Bill Nye debates creationist Ken Ham (it's as productive as you imagine)
In the first of a few reports coming from the Creation Museum in Kentucky, a pair of intrepid Ars editors followed the Science Guy’s big night. The headline perhaps says it all: “Talking past each other…"
Bill Nye “The Science Guy” is set to visit Kentucky to debate evolution and biblical creation with the founder of the Creation Museum.
Ken Ham wrote on his Facebook page Thursday that he will square off Feb. 4 with Nye, the former host of a popular science TV show for youths.
The event is likely to attract plenty of attention in scientific and faith circles, as Nye is a high-profile advocate of science education and Ham is a respected leader among Christians who believe the Bible’s origin story is a factual account of the Earth’s beginnings.

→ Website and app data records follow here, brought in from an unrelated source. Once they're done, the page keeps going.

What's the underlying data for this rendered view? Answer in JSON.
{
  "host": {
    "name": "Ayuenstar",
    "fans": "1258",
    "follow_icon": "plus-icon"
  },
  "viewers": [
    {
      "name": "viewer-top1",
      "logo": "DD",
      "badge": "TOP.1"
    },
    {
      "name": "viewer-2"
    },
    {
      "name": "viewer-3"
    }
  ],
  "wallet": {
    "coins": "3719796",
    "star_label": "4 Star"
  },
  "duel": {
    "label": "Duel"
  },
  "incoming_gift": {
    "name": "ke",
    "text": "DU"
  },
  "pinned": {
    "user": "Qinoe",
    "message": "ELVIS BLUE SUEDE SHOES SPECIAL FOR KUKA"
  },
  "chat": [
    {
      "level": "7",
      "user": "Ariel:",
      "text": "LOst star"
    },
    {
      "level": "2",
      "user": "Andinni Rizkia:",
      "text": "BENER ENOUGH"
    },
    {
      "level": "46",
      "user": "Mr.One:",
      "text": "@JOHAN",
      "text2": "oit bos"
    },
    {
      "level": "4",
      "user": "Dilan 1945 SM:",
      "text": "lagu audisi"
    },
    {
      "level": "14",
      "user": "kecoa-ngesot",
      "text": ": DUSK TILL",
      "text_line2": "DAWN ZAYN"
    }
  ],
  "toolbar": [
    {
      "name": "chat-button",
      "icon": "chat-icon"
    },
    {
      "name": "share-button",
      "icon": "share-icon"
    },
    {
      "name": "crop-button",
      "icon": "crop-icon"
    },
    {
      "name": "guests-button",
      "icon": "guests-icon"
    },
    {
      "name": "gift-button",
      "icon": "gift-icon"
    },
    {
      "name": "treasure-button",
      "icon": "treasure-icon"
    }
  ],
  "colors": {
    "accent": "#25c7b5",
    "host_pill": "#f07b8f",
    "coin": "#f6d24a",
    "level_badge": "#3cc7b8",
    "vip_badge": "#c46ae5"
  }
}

Ham had been hoping to attract the star of TV’s “Bill Nye The Science Guy” to the northern Kentucky museum after Nye said in an online video last year that teaching creationism was bad for children. The video was viewed nearly 6 million times on YouTube.
“Having the opportunity to hold a cordial but spirited debate with such a well-known personality who is admired by so many young people will help bring the creation-evolution issue to the attention of many more people, including youngsters,” Ham said in a release Thursday.
The Creation Museum has been lauded by supporters and prodded by scientists for exhibits that assert the Earth was created in a few days about 6,000 years ago. It also has displays with dinosaurs and humans living alongside each other, in contradiction to scientific findings that the two species were separated by more than 60 million years.
Nye said in an Associated Press interview in September that steering children away from evolution and teaching creationism would hurt scientific advances. Science has demonstrated that the Earth is billions of years old, and “if that conflicts with your beliefs, I strongly feel you should question your beliefs,” he told the AP.
Nye, who is executive director of the Planetary Society, said in that interview that he would be willing to travel to Kentucky and debate Ham if the museum paid his travel expenses.
An email message sent to Nye’s assistant was not returned Thursday. Nye agreed to participate in the debate early last month, said Mark Looy, vice president of outreach for Answers in Genesis, the ministry that operates the Creation Museum.
Ham said some “mocking, strident evolutionists” have invited him and other Creation Museum staff to debates in the past, but they have declined. Ham wanted to engage with Nye because, “as a serious advocate for his beliefs, Nye’s opinions carry weight in society,” Ham said in the release.
The event will be titled “Is Creation A Viable Model of Origins?” Tickets to the evening event at the museum’s Legacy Hall will be $25.